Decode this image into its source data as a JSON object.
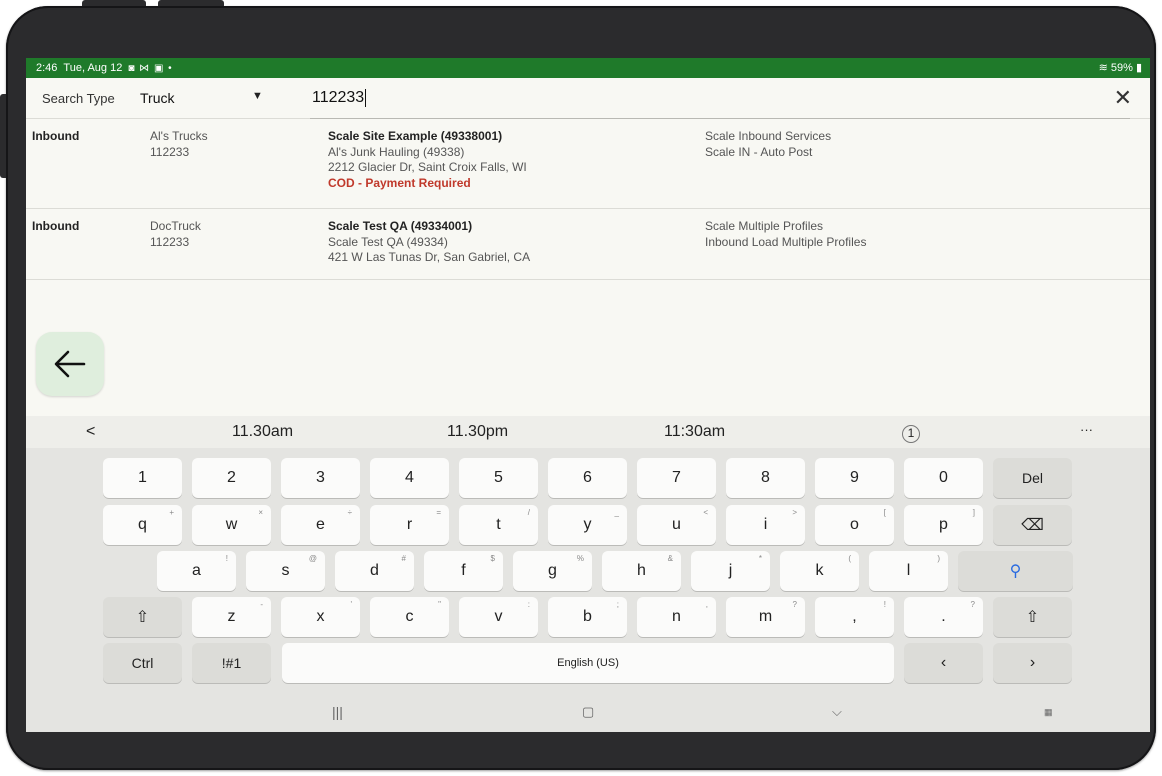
{
  "status": {
    "time": "2:46",
    "date": "Tue, Aug 12",
    "icons": "◙ ⋈ ▣ •",
    "wifi": "≋",
    "battery": "59%"
  },
  "search": {
    "type_label": "Search Type",
    "type_value": "Truck",
    "query": "112233"
  },
  "results": [
    {
      "direction": "Inbound",
      "truck_name": "Al's Trucks",
      "truck_id": "112233",
      "site": "Scale Site Example (49338001)",
      "company": "Al's Junk Hauling (49338)",
      "address": "2212 Glacier Dr, Saint Croix Falls, WI",
      "alert": "COD - Payment Required",
      "service1": "Scale Inbound Services",
      "service2": "Scale IN - Auto Post"
    },
    {
      "direction": "Inbound",
      "truck_name": "DocTruck",
      "truck_id": "112233",
      "site": "Scale Test QA (49334001)",
      "company": "Scale Test QA (49334)",
      "address": "421 W Las Tunas Dr, San Gabriel, CA",
      "service1": "Scale Multiple Profiles",
      "service2": "Inbound Load Multiple Profiles"
    }
  ],
  "suggestions": [
    "11.30am",
    "11.30pm",
    "11:30am"
  ],
  "keyboard": {
    "row1": [
      "1",
      "2",
      "3",
      "4",
      "5",
      "6",
      "7",
      "8",
      "9",
      "0",
      "Del"
    ],
    "row2": [
      [
        "q",
        "+"
      ],
      [
        "w",
        "×"
      ],
      [
        "e",
        "÷"
      ],
      [
        "r",
        "="
      ],
      [
        "t",
        "/"
      ],
      [
        "y",
        "_"
      ],
      [
        "u",
        "<"
      ],
      [
        "i",
        ">"
      ],
      [
        "o",
        "["
      ],
      [
        "p",
        "]"
      ]
    ],
    "row3": [
      [
        "a",
        "!"
      ],
      [
        "s",
        "@"
      ],
      [
        "d",
        "#"
      ],
      [
        "f",
        "$"
      ],
      [
        "g",
        "%"
      ],
      [
        "h",
        "&"
      ],
      [
        "j",
        "*"
      ],
      [
        "k",
        "("
      ],
      [
        "l",
        ")"
      ]
    ],
    "row4": [
      [
        "z",
        "-"
      ],
      [
        "x",
        "'"
      ],
      [
        "c",
        "\""
      ],
      [
        "v",
        ":"
      ],
      [
        "b",
        ";"
      ],
      [
        "n",
        ","
      ],
      [
        "m",
        "?"
      ]
    ],
    "row4_punct": [
      [
        ",",
        "!"
      ],
      [
        ".",
        "?"
      ]
    ],
    "ctrl": "Ctrl",
    "symbols": "!#1",
    "space": "English (US)"
  },
  "colors": {
    "status_bar": "#1f7a2a",
    "alert": "#c0392b",
    "accent": "#2a6be0",
    "fab": "#dfeedd"
  }
}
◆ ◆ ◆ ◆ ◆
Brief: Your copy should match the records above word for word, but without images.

Exercise result:
Decode this image into its source data as a JSON object.
{
  "status": {
    "time": "2:46",
    "date": "Tue, Aug 12",
    "icons": "◙ ⋈ ▣ •",
    "wifi": "≋",
    "battery": "59%"
  },
  "search": {
    "type_label": "Search Type",
    "type_value": "Truck",
    "query": "112233"
  },
  "results": [
    {
      "direction": "Inbound",
      "truck_name": "Al's Trucks",
      "truck_id": "112233",
      "site": "Scale Site Example (49338001)",
      "company": "Al's Junk Hauling (49338)",
      "address": "2212 Glacier Dr, Saint Croix Falls, WI",
      "alert": "COD - Payment Required",
      "service1": "Scale Inbound Services",
      "service2": "Scale IN - Auto Post"
    },
    {
      "direction": "Inbound",
      "truck_name": "DocTruck",
      "truck_id": "112233",
      "site": "Scale Test QA (49334001)",
      "company": "Scale Test QA (49334)",
      "address": "421 W Las Tunas Dr, San Gabriel, CA",
      "service1": "Scale Multiple Profiles",
      "service2": "Inbound Load Multiple Profiles"
    }
  ],
  "suggestions": [
    "11.30am",
    "11.30pm",
    "11:30am"
  ],
  "keyboard": {
    "row1": [
      "1",
      "2",
      "3",
      "4",
      "5",
      "6",
      "7",
      "8",
      "9",
      "0",
      "Del"
    ],
    "row2": [
      [
        "q",
        "+"
      ],
      [
        "w",
        "×"
      ],
      [
        "e",
        "÷"
      ],
      [
        "r",
        "="
      ],
      [
        "t",
        "/"
      ],
      [
        "y",
        "_"
      ],
      [
        "u",
        "<"
      ],
      [
        "i",
        ">"
      ],
      [
        "o",
        "["
      ],
      [
        "p",
        "]"
      ]
    ],
    "row3": [
      [
        "a",
        "!"
      ],
      [
        "s",
        "@"
      ],
      [
        "d",
        "#"
      ],
      [
        "f",
        "$"
      ],
      [
        "g",
        "%"
      ],
      [
        "h",
        "&"
      ],
      [
        "j",
        "*"
      ],
      [
        "k",
        "("
      ],
      [
        "l",
        ")"
      ]
    ],
    "row4": [
      [
        "z",
        "-"
      ],
      [
        "x",
        "'"
      ],
      [
        "c",
        "\""
      ],
      [
        "v",
        ":"
      ],
      [
        "b",
        ";"
      ],
      [
        "n",
        ","
      ],
      [
        "m",
        "?"
      ]
    ],
    "row4_punct": [
      [
        ",",
        "!"
      ],
      [
        ".",
        "?"
      ]
    ],
    "ctrl": "Ctrl",
    "symbols": "!#1",
    "space": "English (US)"
  },
  "colors": {
    "status_bar": "#1f7a2a",
    "alert": "#c0392b",
    "accent": "#2a6be0",
    "fab": "#dfeedd"
  }
}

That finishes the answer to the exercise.